Holi Festival of Colours London

Holi Festival:

Today, what makes a festival different and exciting is not simply down to the music. These days, there are so many amazing artists out there who love performing at festivals that it’s not that difficult to provide an impressive line-up. What really shows the potential of a festival, is the other forms of entertainment on offer to attendees, and how much enjoyment they can really provide you with. Over the last few years, Holi Festival of Colours has become a festival name that has started to spread. This year, the festival will once again take over Queen Elizabeth Olympic Park in London. Although Holi Fest is usually only a one day event, this year they’re opening their doors for two days instead, from the 12th – 13th September.

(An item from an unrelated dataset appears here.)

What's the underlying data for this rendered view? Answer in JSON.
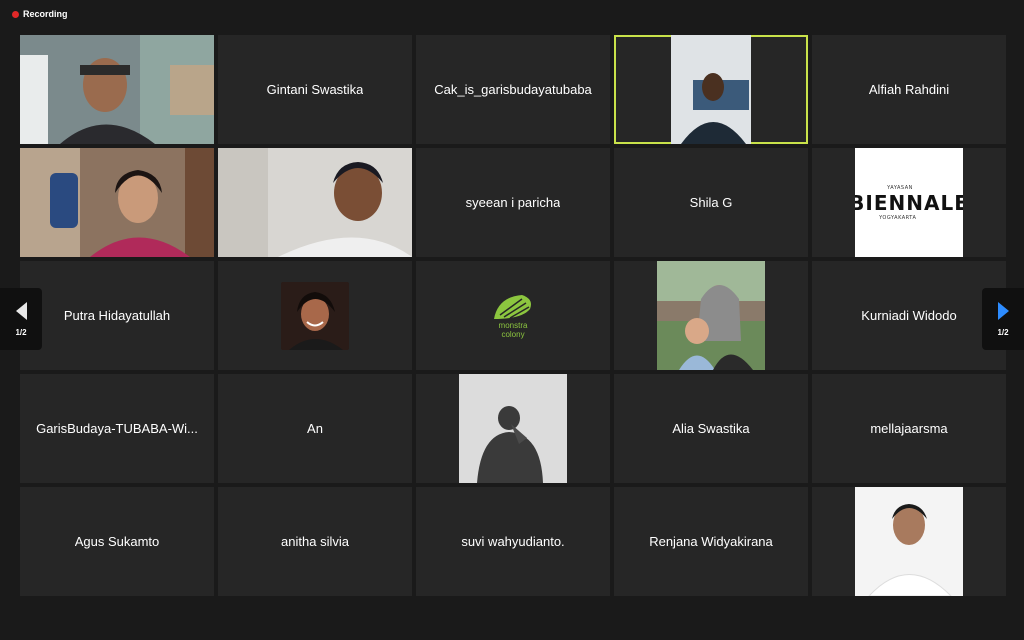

Prepare for Paint Powder:

Holi festival is your excuse to say you got a bit of culture over your summer break, even if you do spend the entire day not entirely sober or upright. Holi is a Hindu spring festival in honour of the God, Krishna. You learn something new every day right? Although London’s version of Holi festival isn’t quite the cultural experience you’d gain from the real thing, it adopts many of the same traits, in a passionate homage to the original Holi celebrations. At Holi, it is common to throw paint powder into the air and over one another, and that’s exactly what happens at London’s Holi Fest. When buying your ticket, you also have the option to buy five bags of paint powder to do what you please with at the festival. This is literally the most colourful festival you’re ever going to attend, and this year Holi fest promise more colour than ever.


Dress code:

As you can imagine, this is 100% not the festival to wear your new £60 Topshop playsuit to. Most people choose to wear something white (and something which you don’t mind getting completely destroyed), because once that paint powder gets into the air, there’s no going back. Plus, once your white dress / T-shirt / whatever you’re wearing, is covered in colourful powder, it’s like the coolest ever festival souvenir to keep. Just be prepared for some funny looks on the train home, because you’re literally going to look like a walking rainbow – embrace it. Also, like twelve showers are going to be necessary once you get home, to get the matted clumps of blue and green paint out of your hair – embrace that too.


Maybe we should get on to what actually puts the ‘festival’ in Holi Festival. Holi Fest puts a lot of emphasis into being bright, colourful and fun, so the line-up is sort of a secondary factor. People buy their tickets for the paint party experience, and the music is like an added bonus added to the mix. However, the music on offer is still pretty great. Holi festival brings together, house, techno, electronic and dance music to really set a vibe for attendees. On the Saturday, acts such as Nervo and Dubvision will be pumping up the crowd, while on electro house DJ Boize Noise, as well as many others will be taking over. Holi fest doesn’t offer the same huge mainstream acts as other current festivals do, but that’s kind of the beauty of it. It means you can be off enjoying the atmosphere and getting mortal whilst coated in a thick layer of paint powder.



Although Holi Festival is a two day event this year, camping is not being offered. But think about it, is that really such a bad thing? Imagine trying to crawl into your sleeping back after a long day at the first festival you attend in 2016, and finding that it still has a thick layer of paint powder resting inside it. Not okay. However, tickets are still available for both days of the festival, so if you’re lucky enough to be a London resident and want to buy tickets to the Saturday and the Sunday, you can get both here! tival-of-colours-london

By Lauren Chassebi